My mask has been earning me a lot of compliments during the pandemic. Everyone from the mailman to the cashier at the pizzeria has had something good to say about the red silk scarf wrapped around my face. The clerk at the liquor store tells me that the combination of the scarlet mask with my ever-present black fedora makes me look like a hipster Batman supervillain.
I wasn’t thinking of the DC Extended Universe when I picked this scarf to be my protection from the coronavirus. I had ordered a box of more conventional masks but the shipping date was so far in the future that I thought I might have to save them for the next health crisis. I had several woolen winter scarves but didn’t feel like itching my way through the lockdown. This silk scarf offered the promise of scratch-free excursions. Plus it would be the first time I got to use the thing since buying it in Thailand a decade ago.

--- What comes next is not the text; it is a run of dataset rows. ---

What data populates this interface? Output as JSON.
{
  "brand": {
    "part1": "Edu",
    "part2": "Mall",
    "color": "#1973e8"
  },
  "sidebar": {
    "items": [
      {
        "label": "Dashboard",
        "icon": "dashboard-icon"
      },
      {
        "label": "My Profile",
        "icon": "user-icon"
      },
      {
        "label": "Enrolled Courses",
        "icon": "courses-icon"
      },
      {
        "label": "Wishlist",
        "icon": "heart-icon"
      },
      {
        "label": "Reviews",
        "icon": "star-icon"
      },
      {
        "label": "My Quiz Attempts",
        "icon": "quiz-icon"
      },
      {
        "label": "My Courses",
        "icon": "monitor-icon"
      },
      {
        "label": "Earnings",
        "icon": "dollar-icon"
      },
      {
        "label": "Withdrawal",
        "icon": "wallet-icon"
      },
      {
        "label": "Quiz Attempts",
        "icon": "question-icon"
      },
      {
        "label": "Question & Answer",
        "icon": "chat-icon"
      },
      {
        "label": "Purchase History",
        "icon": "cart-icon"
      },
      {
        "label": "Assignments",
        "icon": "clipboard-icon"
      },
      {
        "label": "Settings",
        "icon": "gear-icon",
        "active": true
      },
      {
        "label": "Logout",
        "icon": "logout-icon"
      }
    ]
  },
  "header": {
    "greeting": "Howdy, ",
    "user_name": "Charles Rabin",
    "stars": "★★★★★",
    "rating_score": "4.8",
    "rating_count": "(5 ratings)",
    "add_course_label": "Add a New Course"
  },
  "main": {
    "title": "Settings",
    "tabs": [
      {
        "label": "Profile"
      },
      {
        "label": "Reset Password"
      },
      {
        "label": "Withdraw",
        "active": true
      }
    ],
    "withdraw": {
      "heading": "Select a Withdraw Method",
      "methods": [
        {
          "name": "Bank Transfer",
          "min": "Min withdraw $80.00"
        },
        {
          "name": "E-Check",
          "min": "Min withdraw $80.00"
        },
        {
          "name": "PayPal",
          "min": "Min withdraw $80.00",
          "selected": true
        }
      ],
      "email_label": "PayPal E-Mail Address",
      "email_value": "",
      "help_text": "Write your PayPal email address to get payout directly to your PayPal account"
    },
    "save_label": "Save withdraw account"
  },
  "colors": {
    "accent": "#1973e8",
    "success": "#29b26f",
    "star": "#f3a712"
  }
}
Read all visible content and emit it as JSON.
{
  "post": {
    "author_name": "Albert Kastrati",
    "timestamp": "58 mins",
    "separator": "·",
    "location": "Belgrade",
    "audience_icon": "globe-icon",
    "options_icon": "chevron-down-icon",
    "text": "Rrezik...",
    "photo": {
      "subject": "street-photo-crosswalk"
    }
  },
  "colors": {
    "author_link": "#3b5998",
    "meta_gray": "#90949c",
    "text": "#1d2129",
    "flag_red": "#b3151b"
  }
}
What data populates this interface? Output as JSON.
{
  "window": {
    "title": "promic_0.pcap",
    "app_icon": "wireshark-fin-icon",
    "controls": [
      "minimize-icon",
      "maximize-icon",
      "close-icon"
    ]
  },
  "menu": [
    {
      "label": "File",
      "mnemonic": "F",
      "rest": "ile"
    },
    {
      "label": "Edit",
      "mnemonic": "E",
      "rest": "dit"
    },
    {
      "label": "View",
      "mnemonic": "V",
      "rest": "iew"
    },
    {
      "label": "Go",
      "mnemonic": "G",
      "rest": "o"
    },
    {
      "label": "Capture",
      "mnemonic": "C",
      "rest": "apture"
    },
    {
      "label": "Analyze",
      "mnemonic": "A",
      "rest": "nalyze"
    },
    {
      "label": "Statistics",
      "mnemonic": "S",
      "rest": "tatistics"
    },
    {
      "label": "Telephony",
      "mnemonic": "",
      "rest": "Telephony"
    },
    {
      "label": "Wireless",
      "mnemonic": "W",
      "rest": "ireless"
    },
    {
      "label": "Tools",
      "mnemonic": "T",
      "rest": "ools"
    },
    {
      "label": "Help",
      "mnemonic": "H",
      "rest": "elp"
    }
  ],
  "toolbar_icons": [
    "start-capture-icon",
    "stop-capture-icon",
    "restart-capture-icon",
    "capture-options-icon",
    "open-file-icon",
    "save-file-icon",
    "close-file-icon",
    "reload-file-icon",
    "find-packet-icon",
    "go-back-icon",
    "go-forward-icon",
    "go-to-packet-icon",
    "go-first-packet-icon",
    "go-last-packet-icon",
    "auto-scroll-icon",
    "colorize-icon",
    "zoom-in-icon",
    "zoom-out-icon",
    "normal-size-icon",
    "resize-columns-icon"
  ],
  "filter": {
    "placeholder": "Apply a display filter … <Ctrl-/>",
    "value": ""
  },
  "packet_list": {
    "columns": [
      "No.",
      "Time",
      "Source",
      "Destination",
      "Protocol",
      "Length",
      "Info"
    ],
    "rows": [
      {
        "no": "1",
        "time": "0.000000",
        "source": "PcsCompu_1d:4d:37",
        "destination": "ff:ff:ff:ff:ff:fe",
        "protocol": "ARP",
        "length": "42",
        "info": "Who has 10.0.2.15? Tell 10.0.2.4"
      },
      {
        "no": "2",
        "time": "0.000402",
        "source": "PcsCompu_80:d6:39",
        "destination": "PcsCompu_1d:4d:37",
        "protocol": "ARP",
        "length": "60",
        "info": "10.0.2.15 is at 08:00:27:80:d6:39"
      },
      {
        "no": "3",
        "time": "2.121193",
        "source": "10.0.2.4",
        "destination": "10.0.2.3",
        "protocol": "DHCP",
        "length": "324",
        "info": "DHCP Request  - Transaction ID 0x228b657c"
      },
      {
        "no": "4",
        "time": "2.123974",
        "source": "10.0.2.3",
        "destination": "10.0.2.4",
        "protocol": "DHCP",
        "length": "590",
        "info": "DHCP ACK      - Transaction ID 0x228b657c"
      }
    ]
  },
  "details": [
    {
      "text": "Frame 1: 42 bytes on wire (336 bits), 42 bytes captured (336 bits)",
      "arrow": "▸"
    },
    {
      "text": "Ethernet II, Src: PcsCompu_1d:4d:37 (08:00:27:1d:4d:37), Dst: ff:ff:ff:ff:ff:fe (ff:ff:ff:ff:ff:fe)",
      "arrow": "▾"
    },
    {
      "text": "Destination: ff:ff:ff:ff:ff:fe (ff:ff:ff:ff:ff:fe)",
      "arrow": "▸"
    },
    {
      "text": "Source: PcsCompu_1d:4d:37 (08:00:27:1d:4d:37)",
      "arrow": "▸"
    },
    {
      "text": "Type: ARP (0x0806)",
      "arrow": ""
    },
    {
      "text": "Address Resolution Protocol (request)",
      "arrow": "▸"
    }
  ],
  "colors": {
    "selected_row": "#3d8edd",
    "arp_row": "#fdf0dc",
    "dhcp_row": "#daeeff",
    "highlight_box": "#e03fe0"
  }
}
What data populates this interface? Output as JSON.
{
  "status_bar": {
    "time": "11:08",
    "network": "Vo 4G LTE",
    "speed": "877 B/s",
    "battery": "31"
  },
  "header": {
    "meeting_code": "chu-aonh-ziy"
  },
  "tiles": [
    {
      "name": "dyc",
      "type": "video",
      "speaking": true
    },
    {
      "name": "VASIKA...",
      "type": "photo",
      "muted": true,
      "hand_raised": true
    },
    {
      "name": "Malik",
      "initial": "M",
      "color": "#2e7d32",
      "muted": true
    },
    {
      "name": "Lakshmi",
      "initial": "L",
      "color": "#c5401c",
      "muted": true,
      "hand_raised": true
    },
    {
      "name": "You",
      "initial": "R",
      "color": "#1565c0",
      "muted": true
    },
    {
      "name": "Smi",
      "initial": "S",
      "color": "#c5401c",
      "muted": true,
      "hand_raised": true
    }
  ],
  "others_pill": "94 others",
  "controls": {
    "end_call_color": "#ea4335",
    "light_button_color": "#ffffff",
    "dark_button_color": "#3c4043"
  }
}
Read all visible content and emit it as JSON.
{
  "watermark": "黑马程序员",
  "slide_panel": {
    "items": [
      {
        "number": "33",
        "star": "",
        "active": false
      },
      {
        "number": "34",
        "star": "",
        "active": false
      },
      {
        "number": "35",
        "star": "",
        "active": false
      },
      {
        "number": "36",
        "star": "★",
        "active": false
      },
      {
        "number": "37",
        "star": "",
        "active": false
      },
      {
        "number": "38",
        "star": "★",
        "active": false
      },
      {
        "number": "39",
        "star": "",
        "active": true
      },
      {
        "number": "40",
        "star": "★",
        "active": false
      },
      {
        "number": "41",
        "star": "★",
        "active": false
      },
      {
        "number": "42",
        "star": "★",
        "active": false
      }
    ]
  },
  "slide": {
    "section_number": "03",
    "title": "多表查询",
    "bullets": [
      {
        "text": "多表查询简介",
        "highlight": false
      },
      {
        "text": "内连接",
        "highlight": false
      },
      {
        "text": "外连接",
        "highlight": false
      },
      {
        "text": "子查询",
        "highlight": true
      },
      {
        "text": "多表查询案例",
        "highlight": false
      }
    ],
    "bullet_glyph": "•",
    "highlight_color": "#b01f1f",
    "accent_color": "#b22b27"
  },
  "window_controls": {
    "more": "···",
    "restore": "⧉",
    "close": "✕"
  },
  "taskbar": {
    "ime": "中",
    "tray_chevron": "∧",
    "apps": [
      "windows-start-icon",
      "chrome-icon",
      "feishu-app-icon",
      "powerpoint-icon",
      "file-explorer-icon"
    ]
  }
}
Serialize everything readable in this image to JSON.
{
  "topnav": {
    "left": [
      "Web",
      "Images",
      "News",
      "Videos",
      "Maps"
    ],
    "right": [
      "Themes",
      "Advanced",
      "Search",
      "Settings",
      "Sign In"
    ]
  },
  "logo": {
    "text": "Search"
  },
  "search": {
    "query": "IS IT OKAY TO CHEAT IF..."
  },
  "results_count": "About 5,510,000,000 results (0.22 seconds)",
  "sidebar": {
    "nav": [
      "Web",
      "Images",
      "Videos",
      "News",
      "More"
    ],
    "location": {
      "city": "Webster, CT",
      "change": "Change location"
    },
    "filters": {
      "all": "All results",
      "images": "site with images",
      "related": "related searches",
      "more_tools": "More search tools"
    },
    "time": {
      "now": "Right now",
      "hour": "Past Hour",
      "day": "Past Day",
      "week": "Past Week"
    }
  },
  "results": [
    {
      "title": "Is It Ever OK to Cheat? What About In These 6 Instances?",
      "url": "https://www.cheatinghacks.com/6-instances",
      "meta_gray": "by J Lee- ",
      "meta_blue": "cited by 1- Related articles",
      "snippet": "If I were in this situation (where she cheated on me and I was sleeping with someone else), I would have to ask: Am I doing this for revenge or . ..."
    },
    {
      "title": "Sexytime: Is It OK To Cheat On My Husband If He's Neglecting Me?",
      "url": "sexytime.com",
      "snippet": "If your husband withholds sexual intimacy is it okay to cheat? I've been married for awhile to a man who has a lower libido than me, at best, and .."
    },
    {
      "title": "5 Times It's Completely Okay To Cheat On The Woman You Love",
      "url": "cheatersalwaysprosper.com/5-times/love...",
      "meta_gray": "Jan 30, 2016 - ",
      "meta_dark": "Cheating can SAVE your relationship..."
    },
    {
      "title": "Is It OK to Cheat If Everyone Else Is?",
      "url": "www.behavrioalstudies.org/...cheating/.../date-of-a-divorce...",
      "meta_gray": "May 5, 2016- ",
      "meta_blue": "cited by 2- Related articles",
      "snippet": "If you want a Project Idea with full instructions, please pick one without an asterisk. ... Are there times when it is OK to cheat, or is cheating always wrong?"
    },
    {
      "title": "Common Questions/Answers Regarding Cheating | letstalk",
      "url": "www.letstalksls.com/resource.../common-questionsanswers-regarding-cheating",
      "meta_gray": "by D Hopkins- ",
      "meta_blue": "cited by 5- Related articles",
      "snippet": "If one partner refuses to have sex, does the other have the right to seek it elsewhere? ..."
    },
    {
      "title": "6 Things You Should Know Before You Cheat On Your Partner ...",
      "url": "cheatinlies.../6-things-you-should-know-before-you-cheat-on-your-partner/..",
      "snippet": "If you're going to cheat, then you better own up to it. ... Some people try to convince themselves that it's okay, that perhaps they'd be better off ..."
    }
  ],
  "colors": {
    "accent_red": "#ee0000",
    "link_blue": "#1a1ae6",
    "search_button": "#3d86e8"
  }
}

The red scarf was purchased at a floating market during near Bangkok. The concept of a floating marking conjures images of a remote outpost, but the one I visited was approximately as exotic as Disney World. Tourists were hustled into tiny boats and rowed along a canal festooned with banners advertising snake farms and strip clubs.
I was taken from one sampan to the next, where rows of pricey souvenirs were laid out before us: straw hats, wooden elephants and ceramic frogs. If you wanted to make a purchase, the saleswoman—they were all women—would type a price onto a calculator and then you were expected to type a counter offer.
I was not entirely comfortable bargaining with impoverished workers in a poor country, but when one saleswoman caught me eyeing the silk scarves piled on her boat, she would not let me go. She picked up a red scarf and typed a price for me to consider.
Although the cost wasn’t exorbitantly high, I had no idea what I would do with the scarf. I liked to dress with a little bit of flash, but I wasn’t a dandy from Victorian England who kept a florid handkerchief dangling from his pocket. An overpriced designer T-shirt was more my style. I tried to offer my thanks and wave off the saleswoman but she was insistent. She extended the calculator towards me and gestured for me to type my price.
While I wasn’t exactly entering James Bond territory, I figured I shouldn’t deprive myself of the adventure of bargaining for an item in a foreign market. So I took the calculator and typed in an amount that I thought was reasonable. The woman apparently did not agree. She shrieked at me in a manner that would seem appropriate if I had pulled out a gun and was trying to drag her behind the maze of wooden stalls that extended along the banks of the canal.
I would have gladly given her the contents of my wallet—in fact I’d have given her the wallet itself—if she would just stop screaming. I half-expected armed security guards to come rushing at me from every direction, prepared to club me into submission before they dragged me off to jail. As it was, no one even looked up from their stalls.
The saleswoman typed a new price and I immediately agreed to it. I couldn’t imagine what sound she would make if I disappointed her again. When she handed me the scarf, instead of offering the customary bow, she shook her head and pouted, making sure to convey to me her dissatisfaction that she had to make a deal with such a chintzy customer.
I had no way of knowing if the saleswoman was genuinely displeased or if she would have a good laugh at my expense that night. I could picture her telling her family how she had tricked a particularly gullible farang into paying twenty times the going rate for a piece of crap that would fall apart as soon as he unpacked it from his luggage back home.
As it turned out, the scarf has maintained its integrity for a decade, remaining folded in a drawer until it became the perfect accessory for pandemic cosplay. I step out of the liquor store looking like a would-be comic book supervillain, equipped with more than enough gin and bourbon to help me get started on a life of crime. Obviously nothing is scarier than what’s driving us to wear masks in the first place, but no one in the entire country has any idea of what I’ve been capable of ever since I first spotted this red silk scarf all those years ago.
How I can make people scream.
Craig Fishbane is author of the short fiction collection, “On the Proper Role of Desire.” His work has also appeared in New World Writing, The MacGuffin, Hobart, the New York Quarterly, Lunch Ticket and The Nervous Breakdown.